§ **TASK INPUTS**:

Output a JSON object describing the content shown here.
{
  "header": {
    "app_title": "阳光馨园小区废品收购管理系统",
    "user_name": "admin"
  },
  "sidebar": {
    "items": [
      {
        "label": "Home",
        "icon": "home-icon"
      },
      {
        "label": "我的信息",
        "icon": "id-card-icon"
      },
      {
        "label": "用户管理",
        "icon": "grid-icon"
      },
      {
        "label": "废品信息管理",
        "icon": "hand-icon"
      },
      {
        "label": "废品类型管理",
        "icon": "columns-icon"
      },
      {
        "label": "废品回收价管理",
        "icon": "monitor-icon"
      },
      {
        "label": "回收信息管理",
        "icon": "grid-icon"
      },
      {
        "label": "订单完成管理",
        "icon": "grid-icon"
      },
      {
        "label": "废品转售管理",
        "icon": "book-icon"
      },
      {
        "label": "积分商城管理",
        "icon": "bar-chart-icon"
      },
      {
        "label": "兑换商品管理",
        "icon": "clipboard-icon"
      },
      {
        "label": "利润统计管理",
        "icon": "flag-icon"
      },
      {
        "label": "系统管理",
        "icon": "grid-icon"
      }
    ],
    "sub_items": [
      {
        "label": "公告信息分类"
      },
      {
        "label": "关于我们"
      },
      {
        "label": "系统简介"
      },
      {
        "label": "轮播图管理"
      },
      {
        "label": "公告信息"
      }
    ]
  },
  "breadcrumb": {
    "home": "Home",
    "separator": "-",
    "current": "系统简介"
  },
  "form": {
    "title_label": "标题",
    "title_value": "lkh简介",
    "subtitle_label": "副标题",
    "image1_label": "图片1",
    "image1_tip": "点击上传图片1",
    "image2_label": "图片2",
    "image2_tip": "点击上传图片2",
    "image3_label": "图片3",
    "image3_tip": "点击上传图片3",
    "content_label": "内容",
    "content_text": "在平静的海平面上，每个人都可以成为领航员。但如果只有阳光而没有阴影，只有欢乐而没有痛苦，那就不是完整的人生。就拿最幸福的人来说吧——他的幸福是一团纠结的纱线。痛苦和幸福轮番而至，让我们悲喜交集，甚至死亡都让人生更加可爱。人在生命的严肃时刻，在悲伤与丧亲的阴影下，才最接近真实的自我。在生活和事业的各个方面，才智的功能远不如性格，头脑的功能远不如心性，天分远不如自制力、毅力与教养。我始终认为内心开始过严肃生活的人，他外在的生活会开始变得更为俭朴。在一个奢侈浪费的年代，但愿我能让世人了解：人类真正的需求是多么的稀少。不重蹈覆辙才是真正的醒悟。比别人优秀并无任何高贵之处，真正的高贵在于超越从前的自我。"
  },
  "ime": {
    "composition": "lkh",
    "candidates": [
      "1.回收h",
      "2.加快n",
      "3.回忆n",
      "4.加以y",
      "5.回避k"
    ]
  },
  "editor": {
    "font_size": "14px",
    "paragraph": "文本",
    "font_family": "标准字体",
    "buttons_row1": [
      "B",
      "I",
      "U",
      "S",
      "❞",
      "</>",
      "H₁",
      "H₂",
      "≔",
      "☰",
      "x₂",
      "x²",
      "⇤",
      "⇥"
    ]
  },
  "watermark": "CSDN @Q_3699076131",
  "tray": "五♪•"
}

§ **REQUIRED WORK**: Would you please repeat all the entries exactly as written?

§ **TASK RESULT**:
Output a JSON object describing the content shown here.
{
  "header": {
    "app_title": "阳光馨园小区废品收购管理系统",
    "user_name": "admin"
  },
  "sidebar": {
    "items": [
      {
        "label": "Home",
        "icon": "home-icon"
      },
      {
        "label": "我的信息",
        "icon": "id-card-icon"
      },
      {
        "label": "用户管理",
        "icon": "grid-icon"
      },
      {
        "label": "废品信息管理",
        "icon": "hand-icon"
      },
      {
        "label": "废品类型管理",
        "icon": "columns-icon"
      },
      {
        "label": "废品回收价管理",
        "icon": "monitor-icon"
      },
      {
        "label": "回收信息管理",
        "icon": "grid-icon"
      },
      {
        "label": "订单完成管理",
        "icon": "grid-icon"
      },
      {
        "label": "废品转售管理",
        "icon": "book-icon"
      },
      {
        "label": "积分商城管理",
        "icon": "bar-chart-icon"
      },
      {
        "label": "兑换商品管理",
        "icon": "clipboard-icon"
      },
      {
        "label": "利润统计管理",
        "icon": "flag-icon"
      },
      {
        "label": "系统管理",
        "icon": "grid-icon"
      }
    ],
    "sub_items": [
      {
        "label": "公告信息分类"
      },
      {
        "label": "关于我们"
      },
      {
        "label": "系统简介"
      },
      {
        "label": "轮播图管理"
      },
      {
        "label": "公告信息"
      }
    ]
  },
  "breadcrumb": {
    "home": "Home",
    "separator": "-",
    "current": "系统简介"
  },
  "form": {
    "title_label": "标题",
    "title_value": "lkh简介",
    "subtitle_label": "副标题",
    "image1_label": "图片1",
    "image1_tip": "点击上传图片1",
    "image2_label": "图片2",
    "image2_tip": "点击上传图片2",
    "image3_label": "图片3",
    "image3_tip": "点击上传图片3",
    "content_label": "内容",
    "content_text": "在平静的海平面上，每个人都可以成为领航员。但如果只有阳光而没有阴影，只有欢乐而没有痛苦，那就不是完整的人生。就拿最幸福的人来说吧——他的幸福是一团纠结的纱线。痛苦和幸福轮番而至，让我们悲喜交集，甚至死亡都让人生更加可爱。人在生命的严肃时刻，在悲伤与丧亲的阴影下，才最接近真实的自我。在生活和事业的各个方面，才智的功能远不如性格，头脑的功能远不如心性，天分远不如自制力、毅力与教养。我始终认为内心开始过严肃生活的人，他外在的生活会开始变得更为俭朴。在一个奢侈浪费的年代，但愿我能让世人了解：人类真正的需求是多么的稀少。不重蹈覆辙才是真正的醒悟。比别人优秀并无任何高贵之处，真正的高贵在于超越从前的自我。"
  },
  "ime": {
    "composition": "lkh",
    "candidates": [
      "1.回收h",
      "2.加快n",
      "3.回忆n",
      "4.加以y",
      "5.回避k"
    ]
  },
  "editor": {
    "font_size": "14px",
    "paragraph": "文本",
    "font_family": "标准字体",
    "buttons_row1": [
      "B",
      "I",
      "U",
      "S",
      "❞",
      "</>",
      "H₁",
      "H₂",
      "≔",
      "☰",
      "x₂",
      "x²",
      "⇤",
      "⇥"
    ]
  },
  "watermark": "CSDN @Q_3699076131",
  "tray": "五♪•"
}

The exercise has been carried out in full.